This relationship, which some describe as symbiotic, bordering on incestuous, is in the spotlight now, as Volkswagen (VOWG_p.DE), the country's largest carmaker, reels from an emissions scandal that has forced out its long-time CEO Martin Winterkorn and sent its stock careening lower.
But authorities in Germany and elsewhere in Europe had known for years about the widening gap between emissions values measured in official laboratory tests and those recorded in a real-world environment.
Yet, critics say, Berlin fought hard to shield its carmakers from closer scrutiny and, in a high-profile clash with its European partners two years ago, from tougher emissions targets. Merkel has defended the stance as necessary in order to protect jobs in the sector.
Some see the VW scandal as symptomatic of a deeper problem in which German car companies have been allowed to do as they please without oversight or fear of reprisals from Berlin.
Calculated Risk - Yellen still sees raising rates before end of year. In her talk at UMass Amherst (where someone who I went to highschool with is a professor of economics, interestingly; and btw it's also apparently a heterodox school so that might tell you something about Yellen's common sense) she made mention of the "special factors" causing inflation to be temporarily below target.
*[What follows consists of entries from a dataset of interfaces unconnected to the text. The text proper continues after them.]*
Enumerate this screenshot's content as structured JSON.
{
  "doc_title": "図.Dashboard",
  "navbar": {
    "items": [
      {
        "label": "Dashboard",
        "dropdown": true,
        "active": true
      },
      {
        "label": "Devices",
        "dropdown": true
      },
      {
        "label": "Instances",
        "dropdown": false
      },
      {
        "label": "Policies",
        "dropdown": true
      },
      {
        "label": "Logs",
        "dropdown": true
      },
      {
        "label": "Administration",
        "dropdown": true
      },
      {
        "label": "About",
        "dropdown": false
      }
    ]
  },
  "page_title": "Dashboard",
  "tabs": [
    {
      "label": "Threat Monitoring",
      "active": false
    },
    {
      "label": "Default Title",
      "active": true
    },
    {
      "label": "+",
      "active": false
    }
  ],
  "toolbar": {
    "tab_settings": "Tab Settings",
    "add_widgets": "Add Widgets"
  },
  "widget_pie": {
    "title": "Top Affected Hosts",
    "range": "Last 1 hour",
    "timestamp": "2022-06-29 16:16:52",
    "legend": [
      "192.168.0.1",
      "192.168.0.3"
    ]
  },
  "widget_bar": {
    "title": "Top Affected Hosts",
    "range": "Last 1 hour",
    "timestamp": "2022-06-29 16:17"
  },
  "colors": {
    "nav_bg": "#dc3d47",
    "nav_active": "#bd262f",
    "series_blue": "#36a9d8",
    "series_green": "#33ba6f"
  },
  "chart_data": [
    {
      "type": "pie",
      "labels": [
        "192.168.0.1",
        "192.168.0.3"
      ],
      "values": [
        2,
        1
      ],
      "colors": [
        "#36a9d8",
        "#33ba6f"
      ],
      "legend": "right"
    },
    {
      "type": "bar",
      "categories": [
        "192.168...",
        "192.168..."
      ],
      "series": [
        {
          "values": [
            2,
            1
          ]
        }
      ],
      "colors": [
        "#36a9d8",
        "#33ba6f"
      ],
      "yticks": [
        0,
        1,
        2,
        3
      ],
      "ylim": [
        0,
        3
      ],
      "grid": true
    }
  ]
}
For example, oil really started to plummet last October, and got serious in November. Now, did you know that CPI and the Deflator are year-over-year measures? Well, that means the deflationary shock of low oil prices will have worked its way through the system entirely by next January. The CRB index will still be -10% at that point, but at least it won't be -30%. These may positively impact the inflation rate by January, at which point the Fed has to already be raising rates to make itself look ahead of the curve.